* Page and application data records *
::::

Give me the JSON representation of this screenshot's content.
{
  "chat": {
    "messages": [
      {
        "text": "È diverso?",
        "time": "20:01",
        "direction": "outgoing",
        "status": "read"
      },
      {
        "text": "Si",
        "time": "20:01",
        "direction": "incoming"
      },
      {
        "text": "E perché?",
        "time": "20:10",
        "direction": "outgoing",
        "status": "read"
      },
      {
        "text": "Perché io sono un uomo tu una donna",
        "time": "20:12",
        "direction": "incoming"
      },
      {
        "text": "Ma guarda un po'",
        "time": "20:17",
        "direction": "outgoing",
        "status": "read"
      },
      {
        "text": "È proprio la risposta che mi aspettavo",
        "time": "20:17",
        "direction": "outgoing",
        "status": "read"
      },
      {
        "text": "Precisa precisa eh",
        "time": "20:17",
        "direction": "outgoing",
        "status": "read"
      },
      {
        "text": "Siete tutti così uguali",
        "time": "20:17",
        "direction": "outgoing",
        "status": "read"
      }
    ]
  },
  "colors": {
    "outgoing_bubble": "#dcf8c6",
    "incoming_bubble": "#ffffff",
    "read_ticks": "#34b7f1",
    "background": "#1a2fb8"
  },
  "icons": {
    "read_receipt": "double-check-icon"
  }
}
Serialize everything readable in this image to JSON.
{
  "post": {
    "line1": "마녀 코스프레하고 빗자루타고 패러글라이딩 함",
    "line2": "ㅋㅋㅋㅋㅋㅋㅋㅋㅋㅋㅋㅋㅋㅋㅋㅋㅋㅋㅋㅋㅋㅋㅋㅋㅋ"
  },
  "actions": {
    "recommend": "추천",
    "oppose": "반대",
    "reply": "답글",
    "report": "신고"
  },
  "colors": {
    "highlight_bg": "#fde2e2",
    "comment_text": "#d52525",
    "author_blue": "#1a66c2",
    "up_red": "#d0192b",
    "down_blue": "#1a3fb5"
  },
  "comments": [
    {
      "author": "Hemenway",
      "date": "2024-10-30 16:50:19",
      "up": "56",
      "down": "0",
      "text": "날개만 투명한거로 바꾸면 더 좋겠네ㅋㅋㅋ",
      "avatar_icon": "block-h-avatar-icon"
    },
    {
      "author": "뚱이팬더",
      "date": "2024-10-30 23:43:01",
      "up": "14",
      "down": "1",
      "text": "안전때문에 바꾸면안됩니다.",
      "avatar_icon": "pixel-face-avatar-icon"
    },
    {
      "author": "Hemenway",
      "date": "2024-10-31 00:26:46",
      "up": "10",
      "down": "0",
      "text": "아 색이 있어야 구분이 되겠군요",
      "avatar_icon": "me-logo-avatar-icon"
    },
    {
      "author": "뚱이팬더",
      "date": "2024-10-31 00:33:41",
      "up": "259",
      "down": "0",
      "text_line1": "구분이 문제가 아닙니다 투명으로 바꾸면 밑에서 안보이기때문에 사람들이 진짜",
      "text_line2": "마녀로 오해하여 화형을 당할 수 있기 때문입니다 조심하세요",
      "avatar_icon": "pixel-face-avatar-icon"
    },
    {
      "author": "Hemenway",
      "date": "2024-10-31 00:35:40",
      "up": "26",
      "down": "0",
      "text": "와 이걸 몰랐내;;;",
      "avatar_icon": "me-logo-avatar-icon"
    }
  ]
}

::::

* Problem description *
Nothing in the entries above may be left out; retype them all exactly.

* Solution for this exercise *
Give me the JSON representation of this screenshot's content.
{
  "chat": {
    "messages": [
      {
        "text": "È diverso?",
        "time": "20:01",
        "direction": "outgoing",
        "status": "read"
      },
      {
        "text": "Si",
        "time": "20:01",
        "direction": "incoming"
      },
      {
        "text": "E perché?",
        "time": "20:10",
        "direction": "outgoing",
        "status": "read"
      },
      {
        "text": "Perché io sono un uomo tu una donna",
        "time": "20:12",
        "direction": "incoming"
      },
      {
        "text": "Ma guarda un po'",
        "time": "20:17",
        "direction": "outgoing",
        "status": "read"
      },
      {
        "text": "È proprio la risposta che mi aspettavo",
        "time": "20:17",
        "direction": "outgoing",
        "status": "read"
      },
      {
        "text": "Precisa precisa eh",
        "time": "20:17",
        "direction": "outgoing",
        "status": "read"
      },
      {
        "text": "Siete tutti così uguali",
        "time": "20:17",
        "direction": "outgoing",
        "status": "read"
      }
    ]
  },
  "colors": {
    "outgoing_bubble": "#dcf8c6",
    "incoming_bubble": "#ffffff",
    "read_ticks": "#34b7f1",
    "background": "#1a2fb8"
  },
  "icons": {
    "read_receipt": "double-check-icon"
  }
}
Serialize everything readable in this image to JSON.
{
  "post": {
    "line1": "마녀 코스프레하고 빗자루타고 패러글라이딩 함",
    "line2": "ㅋㅋㅋㅋㅋㅋㅋㅋㅋㅋㅋㅋㅋㅋㅋㅋㅋㅋㅋㅋㅋㅋㅋㅋㅋ"
  },
  "actions": {
    "recommend": "추천",
    "oppose": "반대",
    "reply": "답글",
    "report": "신고"
  },
  "colors": {
    "highlight_bg": "#fde2e2",
    "comment_text": "#d52525",
    "author_blue": "#1a66c2",
    "up_red": "#d0192b",
    "down_blue": "#1a3fb5"
  },
  "comments": [
    {
      "author": "Hemenway",
      "date": "2024-10-30 16:50:19",
      "up": "56",
      "down": "0",
      "text": "날개만 투명한거로 바꾸면 더 좋겠네ㅋㅋㅋ",
      "avatar_icon": "block-h-avatar-icon"
    },
    {
      "author": "뚱이팬더",
      "date": "2024-10-30 23:43:01",
      "up": "14",
      "down": "1",
      "text": "안전때문에 바꾸면안됩니다.",
      "avatar_icon": "pixel-face-avatar-icon"
    },
    {
      "author": "Hemenway",
      "date": "2024-10-31 00:26:46",
      "up": "10",
      "down": "0",
      "text": "아 색이 있어야 구분이 되겠군요",
      "avatar_icon": "me-logo-avatar-icon"
    },
    {
      "author": "뚱이팬더",
      "date": "2024-10-31 00:33:41",
      "up": "259",
      "down": "0",
      "text_line1": "구분이 문제가 아닙니다 투명으로 바꾸면 밑에서 안보이기때문에 사람들이 진짜",
      "text_line2": "마녀로 오해하여 화형을 당할 수 있기 때문입니다 조심하세요",
      "avatar_icon": "pixel-face-avatar-icon"
    },
    {
      "author": "Hemenway",
      "date": "2024-10-31 00:35:40",
      "up": "26",
      "down": "0",
      "text": "와 이걸 몰랐내;;;",
      "avatar_icon": "me-logo-avatar-icon"
    }
  ]
}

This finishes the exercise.